With the Exchange 2013 Cumulative Update 1 release, companies are free to begin deploying Exchange 2013. Before...
doing so, however, it's important to understand important changes to the product and whether or not they will affect your migration decision.
When I first heard that Microsoft was releasing all of its Wave 15 products (Exchange 2013, SharePoint 2013, Office 2013, etc.) together, I wondered if any of the new products were being pushed out the door before they were ready. Fast forward to today, and I think it's difficult to dispute the idea that Exchange Server 2013 was released prematurely.
For example, the Exchange 2013 RTM release wasn't compatible with previous versions of Exchange Server. Sure, Exchange 2013 deployments were feasible for companies that didn't already have Exchange in place, but those that did had to wait, because Exchange 2013 RTM did not allow for coexistence.

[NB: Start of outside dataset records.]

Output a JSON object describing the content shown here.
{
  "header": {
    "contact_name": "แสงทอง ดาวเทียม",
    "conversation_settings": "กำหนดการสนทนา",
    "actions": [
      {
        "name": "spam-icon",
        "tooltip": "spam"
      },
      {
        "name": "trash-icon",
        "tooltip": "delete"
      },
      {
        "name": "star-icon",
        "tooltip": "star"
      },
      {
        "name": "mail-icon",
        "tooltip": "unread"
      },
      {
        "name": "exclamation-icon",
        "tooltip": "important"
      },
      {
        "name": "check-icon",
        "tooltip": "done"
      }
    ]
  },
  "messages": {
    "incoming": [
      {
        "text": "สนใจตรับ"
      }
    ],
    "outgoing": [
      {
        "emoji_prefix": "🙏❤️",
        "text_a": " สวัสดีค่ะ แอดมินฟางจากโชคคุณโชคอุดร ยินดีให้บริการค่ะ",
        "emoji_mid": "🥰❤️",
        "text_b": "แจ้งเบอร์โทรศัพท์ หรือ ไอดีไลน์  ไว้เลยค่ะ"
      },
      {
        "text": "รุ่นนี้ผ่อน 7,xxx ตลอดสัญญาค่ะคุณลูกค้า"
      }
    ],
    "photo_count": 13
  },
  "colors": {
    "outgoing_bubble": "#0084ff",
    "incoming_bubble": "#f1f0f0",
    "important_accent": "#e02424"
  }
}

In early April 2013, Microsoft released Cumulative Update 1 (CU1) for Exchange 2013. The update makes it possible to deploy Exchange 2013 in an existing Exchange 2007 or Exchange 2010 organization. Now that companies are free to begin their coexistence and migration journeys, it's important to understand some of the primary changes that were made and whether or not it makes sense to upgrade now or wait.
Inflated mailbox sizes

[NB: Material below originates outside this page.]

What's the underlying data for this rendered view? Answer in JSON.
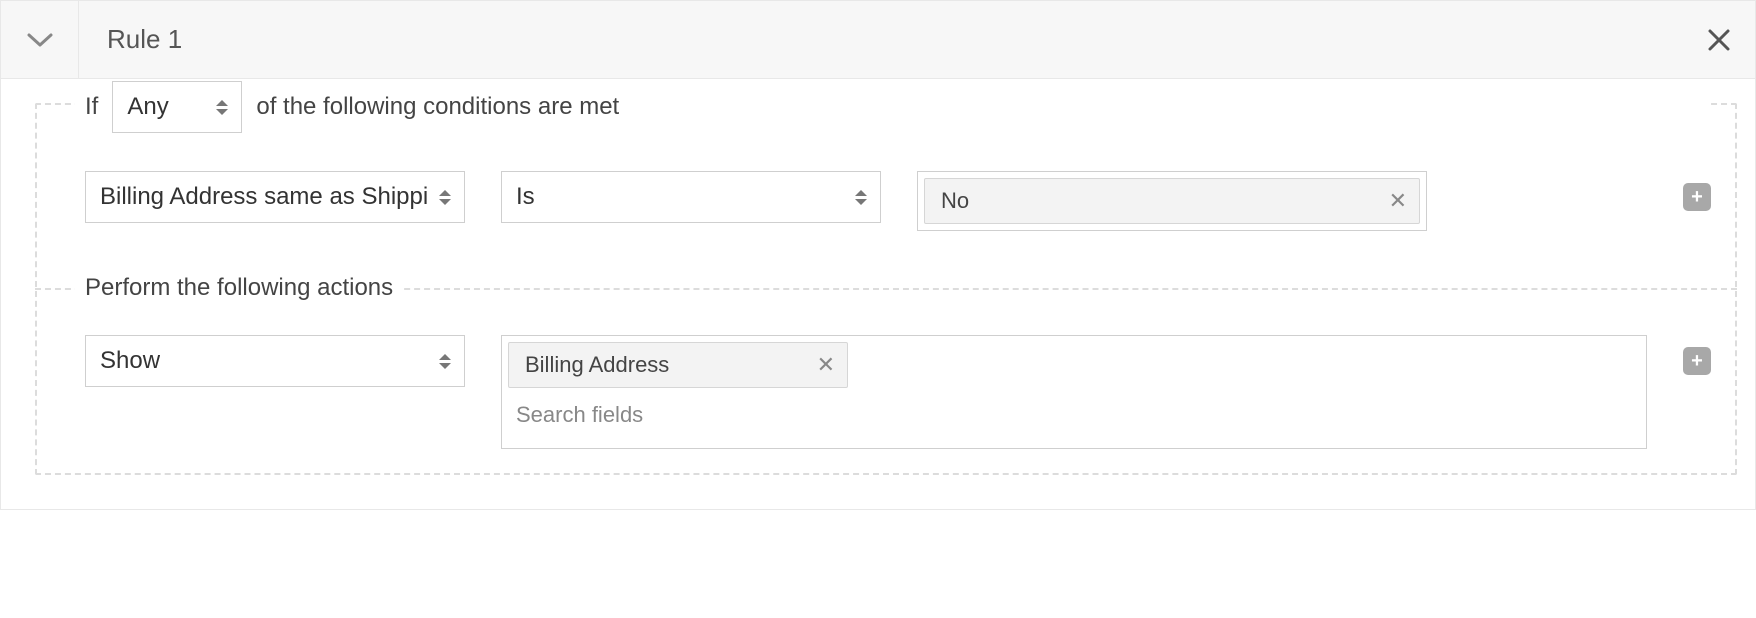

One Exchange 2013 CU1 aspect to be aware of is the fact that mailbox sizes increase after a migration. Exchange 2013 uses a different algorithm to compute mailbox sizes than previous versions of Exchange, and while Microsoft claims that the new algorithm is more accurate, the result is that mailboxes report around 30% larger than they did in Exchange Server 2010.
Now this doesn't mean that when you migrate a mailbox to Exchange 2013 it will consume 30% more storage space; the mailbox footprint doesn't actually change much. How the mailbox size is calculated is what's actually changed.

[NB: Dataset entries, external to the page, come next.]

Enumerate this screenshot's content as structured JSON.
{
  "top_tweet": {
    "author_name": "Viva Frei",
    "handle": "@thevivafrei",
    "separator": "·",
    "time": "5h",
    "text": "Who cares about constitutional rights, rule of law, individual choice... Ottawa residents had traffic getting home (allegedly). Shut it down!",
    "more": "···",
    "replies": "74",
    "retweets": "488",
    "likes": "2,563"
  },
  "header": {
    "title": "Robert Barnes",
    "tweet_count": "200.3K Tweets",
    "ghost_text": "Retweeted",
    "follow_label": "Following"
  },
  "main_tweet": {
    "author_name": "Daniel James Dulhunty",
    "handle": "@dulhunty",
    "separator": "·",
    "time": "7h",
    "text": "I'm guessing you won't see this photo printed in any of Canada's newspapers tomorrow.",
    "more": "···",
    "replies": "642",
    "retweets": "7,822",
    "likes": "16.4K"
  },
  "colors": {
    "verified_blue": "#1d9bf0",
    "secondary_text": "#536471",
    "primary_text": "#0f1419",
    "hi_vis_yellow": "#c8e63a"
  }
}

The side effect here is that after mailboxes are migrated to Exchange 2013, some users might immediately exceed their mailbox quotas as a result of the new calculations. Therefore, you should review mailbox quotas and increase as necessary before deploying Exchange 2013.
Exchange 2013 public folders
After years of telling customers that public folders would disappear, Microsoft gave in to pressure from customers. Not only does Exchange 2013 support public folders, but the feature has actually been revamped with the new modernized public folders.
Public folders were not exposed through Outlook Web App (OWA) in Exchange 2013 RTM. This was important because an increasing number of users access OWA through mobile devices that cannot run Outlook. Thankfully, Exchange 2013 CU1 includes the ability to access public folders through OWA.
Other Exchange 2013 improvements
Exchange 2013 CU1 also offers several other minor improvements. For example, the Exchange Administration Center now includes better support for unified messaging.
Exchange 2013 CU1 also includes several important bug fixes. For example, Exchange 2013 RTM included an auto-reseed option, but it didn't work if the target disk employed BitLocker encryption. Also, the Best Copy Selection algorithm that database availability groups use did not honor the MaximumActiveDatabases limit in Exchange 2013 RTM. These bugs and many others have been corrected in CU1.
Microsoft uses Exchange 2013 to host millions of Office 365 mailboxes, so the product is obviously stable. That said, I'm sure that we'll see plenty more bug fixes and improvements in upcoming cumulative updates, which are scheduled to release quarterly.
Although I think it's safe to begin planning an Exchange 2013 migration, don't rush into the process. Exchange Server 2013 includes several major architectural changes over previous versions of Exchange. It's up to you to understand how these changes will impact your organization and what you'll do if something goes awry.
About the author:
Brien Posey is a ten-time Microsoft MVP with two decades of IT experience. Before becoming a freelance technical writer, Brien worked as a chief information officer at a national chain of hospitals and health care facilities. He has also served as a network administrator for some of the nation's largest insurance companies and for the Department of Defense at Fort Knox.